• **To do**:
No picture belongs in the copy. Repeat each line below exactly.

• **Records supplied**:
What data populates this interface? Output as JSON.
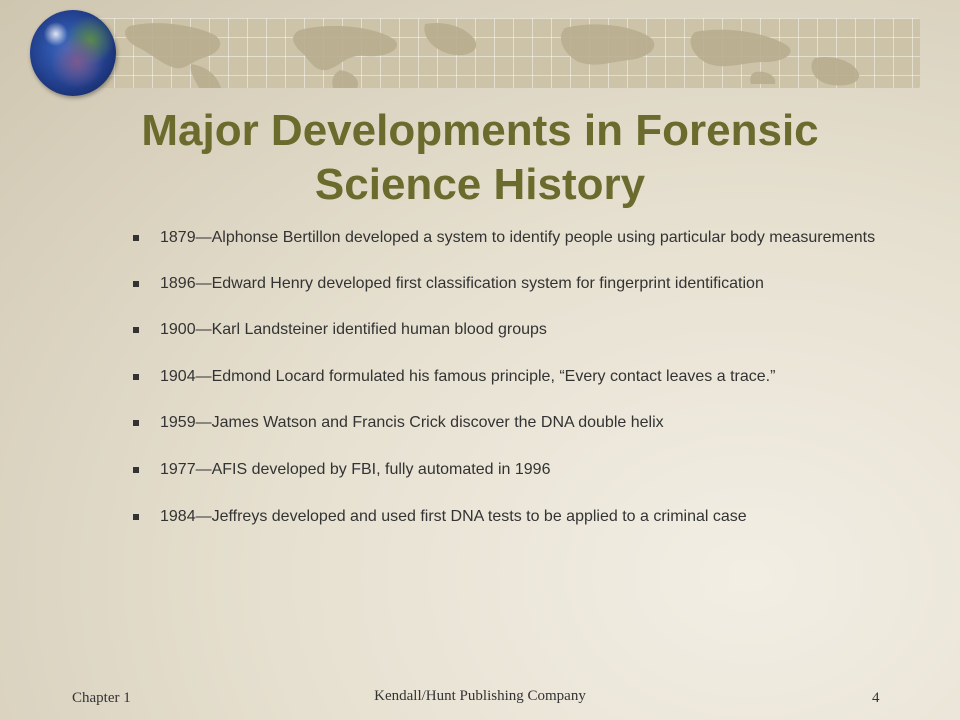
{
  "slide": {
    "title_lines": [
      "Major Developments in Forensic",
      "Science History"
    ],
    "bullets": [
      "1879—Alphonse Bertillon developed a system to identify people using particular body measurements",
      "1896—Edward Henry developed first classification system for fingerprint identification",
      "1900—Karl Landsteiner identified human blood groups",
      "1904—Edmond Locard formulated his famous principle, “Every contact leaves a trace.”",
      "1959—James Watson and Francis Crick discover the DNA double helix",
      "1977—AFIS developed by FBI, fully automated in 1996",
      "1984—Jeffreys developed and used first DNA tests to be applied to a criminal case"
    ],
    "colors": {
      "title": "#6b6b2e",
      "body_text": "#333333",
      "banner": "#cdc3a8"
    },
    "icons": {
      "logo": "globe-icon",
      "bullet": "square-bullet"
    }
  },
  "footer": {
    "chapter": "Chapter 1",
    "publisher": "Kendall/Hunt Publishing Company",
    "page": "4"
  }
}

• **Solved problem**:
What data populates this interface? Output as JSON.
{
  "slide": {
    "title_lines": [
      "Major Developments in Forensic",
      "Science History"
    ],
    "bullets": [
      "1879—Alphonse Bertillon developed a system to identify people using particular body measurements",
      "1896—Edward Henry developed first classification system for fingerprint identification",
      "1900—Karl Landsteiner identified human blood groups",
      "1904—Edmond Locard formulated his famous principle, “Every contact leaves a trace.”",
      "1959—James Watson and Francis Crick discover the DNA double helix",
      "1977—AFIS developed by FBI, fully automated in 1996",
      "1984—Jeffreys developed and used first DNA tests to be applied to a criminal case"
    ],
    "colors": {
      "title": "#6b6b2e",
      "body_text": "#333333",
      "banner": "#cdc3a8"
    },
    "icons": {
      "logo": "globe-icon",
      "bullet": "square-bullet"
    }
  },
  "footer": {
    "chapter": "Chapter 1",
    "publisher": "Kendall/Hunt Publishing Company",
    "page": "4"
  }
}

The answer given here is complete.